II. Topics for the 30(b)(6) deposition.
Second, with regard to whether two of the topics Coleman noticed for the 30(b)(6) deposition - "questions about claim file" and "defenses in [National Life's] Answer" - are overly broad, National Life argues that the Magistrate Judge "disregarded that Plaintiff, as the requesting party, bears the burden of satisfying the reasonable particularity standard of Rule 30(b)(6)." This is not persuasive. The Order of August 14 reflects the Magistrate Judge's determination that these topics are "sufficiently particularized and relevant, " and it adequately addresses National Life's concern that Coleman's questions in these areas could call for legal conclusions or implicate the attorney-client privilege and the work-product doctrine. See Southern Wine and Spirits of America, Inc. v. Division of Alcohol and Tobacco Control, 73 F.3d 799, 811 (8th Cir. 2013) (noting that "[a] 30(b)(6) witness's legal conclusions are not binding on the party who designated him") (citation omitted); Fed.R.Civ.P. 30(c)(2) (authorizing "[a] person [to] instruct a deponent not to answer... when necessary to preserve a privilege").

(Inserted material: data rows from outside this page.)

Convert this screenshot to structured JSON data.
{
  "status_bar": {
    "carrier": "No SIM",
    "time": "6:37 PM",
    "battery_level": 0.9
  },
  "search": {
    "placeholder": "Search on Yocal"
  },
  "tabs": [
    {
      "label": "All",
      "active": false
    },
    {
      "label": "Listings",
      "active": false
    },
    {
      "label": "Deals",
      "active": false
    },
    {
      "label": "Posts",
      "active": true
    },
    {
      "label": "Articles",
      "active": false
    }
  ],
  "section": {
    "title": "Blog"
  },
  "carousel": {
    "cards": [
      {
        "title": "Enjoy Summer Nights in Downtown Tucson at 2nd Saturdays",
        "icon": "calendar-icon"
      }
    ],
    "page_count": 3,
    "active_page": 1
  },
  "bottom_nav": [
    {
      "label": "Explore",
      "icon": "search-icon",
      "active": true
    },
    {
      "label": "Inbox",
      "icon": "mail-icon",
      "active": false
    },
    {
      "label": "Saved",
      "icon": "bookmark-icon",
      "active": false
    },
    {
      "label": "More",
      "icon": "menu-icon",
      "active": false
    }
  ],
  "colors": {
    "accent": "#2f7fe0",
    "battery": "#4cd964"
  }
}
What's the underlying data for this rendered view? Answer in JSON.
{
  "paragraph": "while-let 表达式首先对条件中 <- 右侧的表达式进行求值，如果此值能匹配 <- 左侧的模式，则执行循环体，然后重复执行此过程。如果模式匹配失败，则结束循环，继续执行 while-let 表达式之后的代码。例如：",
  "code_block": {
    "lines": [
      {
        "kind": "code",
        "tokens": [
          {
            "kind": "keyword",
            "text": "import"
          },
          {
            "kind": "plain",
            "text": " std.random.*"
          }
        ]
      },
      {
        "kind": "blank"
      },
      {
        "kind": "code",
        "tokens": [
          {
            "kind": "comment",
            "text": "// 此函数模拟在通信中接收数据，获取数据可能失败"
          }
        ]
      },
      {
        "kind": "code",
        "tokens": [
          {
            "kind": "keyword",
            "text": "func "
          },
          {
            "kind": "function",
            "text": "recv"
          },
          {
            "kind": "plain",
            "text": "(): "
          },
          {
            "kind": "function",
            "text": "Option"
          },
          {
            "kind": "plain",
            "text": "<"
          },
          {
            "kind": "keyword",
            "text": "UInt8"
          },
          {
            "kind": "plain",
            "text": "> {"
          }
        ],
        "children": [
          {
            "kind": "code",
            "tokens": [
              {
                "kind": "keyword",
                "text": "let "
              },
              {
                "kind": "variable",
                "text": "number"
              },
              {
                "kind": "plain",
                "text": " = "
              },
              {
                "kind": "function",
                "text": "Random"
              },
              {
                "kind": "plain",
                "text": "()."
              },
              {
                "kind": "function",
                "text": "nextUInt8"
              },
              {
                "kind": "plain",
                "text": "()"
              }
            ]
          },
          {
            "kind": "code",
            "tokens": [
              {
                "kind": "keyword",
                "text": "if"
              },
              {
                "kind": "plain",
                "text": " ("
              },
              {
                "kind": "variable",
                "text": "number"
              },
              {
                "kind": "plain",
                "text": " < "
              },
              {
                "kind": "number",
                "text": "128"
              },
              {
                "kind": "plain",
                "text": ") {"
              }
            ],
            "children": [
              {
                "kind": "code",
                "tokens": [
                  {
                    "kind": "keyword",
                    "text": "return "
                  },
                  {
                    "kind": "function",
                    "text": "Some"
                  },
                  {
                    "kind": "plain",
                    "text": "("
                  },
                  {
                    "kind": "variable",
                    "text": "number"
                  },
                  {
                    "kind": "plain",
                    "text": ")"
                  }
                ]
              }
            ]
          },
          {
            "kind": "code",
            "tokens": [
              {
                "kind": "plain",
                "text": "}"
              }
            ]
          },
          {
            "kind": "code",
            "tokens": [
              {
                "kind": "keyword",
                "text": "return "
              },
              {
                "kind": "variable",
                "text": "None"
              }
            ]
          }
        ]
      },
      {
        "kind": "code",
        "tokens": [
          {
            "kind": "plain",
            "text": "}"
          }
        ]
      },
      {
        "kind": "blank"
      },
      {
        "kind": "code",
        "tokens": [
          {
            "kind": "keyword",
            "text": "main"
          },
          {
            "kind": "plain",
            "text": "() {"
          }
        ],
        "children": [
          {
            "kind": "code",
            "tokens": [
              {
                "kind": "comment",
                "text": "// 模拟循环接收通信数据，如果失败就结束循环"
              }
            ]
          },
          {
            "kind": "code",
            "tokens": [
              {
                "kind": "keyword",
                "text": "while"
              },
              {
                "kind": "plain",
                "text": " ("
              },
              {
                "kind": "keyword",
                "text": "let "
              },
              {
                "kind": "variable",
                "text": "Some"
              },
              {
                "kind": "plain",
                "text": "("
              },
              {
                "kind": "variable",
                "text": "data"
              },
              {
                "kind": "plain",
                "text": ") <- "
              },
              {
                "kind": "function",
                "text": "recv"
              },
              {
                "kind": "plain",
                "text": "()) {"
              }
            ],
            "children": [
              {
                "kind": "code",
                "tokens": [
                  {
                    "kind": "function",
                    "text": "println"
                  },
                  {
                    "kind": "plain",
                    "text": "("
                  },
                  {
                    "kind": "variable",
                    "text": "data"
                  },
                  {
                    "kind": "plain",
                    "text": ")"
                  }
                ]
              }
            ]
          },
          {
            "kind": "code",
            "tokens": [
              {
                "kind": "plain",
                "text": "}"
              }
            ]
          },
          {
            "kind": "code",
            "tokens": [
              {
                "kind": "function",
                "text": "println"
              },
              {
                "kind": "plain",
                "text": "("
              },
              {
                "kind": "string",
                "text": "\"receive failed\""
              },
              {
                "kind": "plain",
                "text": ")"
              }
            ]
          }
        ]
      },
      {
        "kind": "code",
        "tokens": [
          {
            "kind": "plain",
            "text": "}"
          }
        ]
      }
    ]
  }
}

Moreover, it is not evident that the claim file that National Life itself assembled or the defenses that National Life itself asserted are so "broad and general" that National Life would be, as it claims, "unable to designate, much less adequately prepare, a particular person who could testify on its behalf as to same." In any event, even were that the case, the Federal Rules do not preclude National Life from designating multiple deponents. See Fed.R.Civ.P. 30(b)(6) (requiring "the organization [to] designate one or more" deponents).
National Life has thus failed to show that this aspect of the Magistrate Judge's decision is either clearly erroneous or contrary to law.
III. Enberg deposition notice.
Third, National Life objects to the Magistrate Judge's finding that its challenge to the deposition notice Coleman issued for Richard Enberg is moot because of representations made at the hearing that "Enberg would likely be the designee for the majority of the 30(b)(6) deposition[.]" This objection is sustained insofar as Coleman's deposition notice attempts to require Enberg to familiarize himself with certain issues and documents outside of his personal knowledge. Compare 30(b)(6) Deposition Notice, ECF No. 19-1 (stating Coleman's intention to depose National Life's designees as to "information known or reasonably available to [National Life]" on five enumerated topics and requesting that the designees "bring with them to the deposition and be familiar with" certain specified documents), with Enberg Deposition Notice, ECF No. 19-2 (stating same intention and request with regard to Enberg).
By the explicit terms of Rule 30(b)(6), the choice of a corporate designee is National Life's, and that person must be prepared to testify about "information known or reasonably available to the organization." Fed.R.Civ.P. 30(b)(6). But a fact witness like Enberg whose deposition is noticed under Rule 30(b)(1) is not subject to that requirement. The deposition notice Coleman addressed to Enberg is therefore ...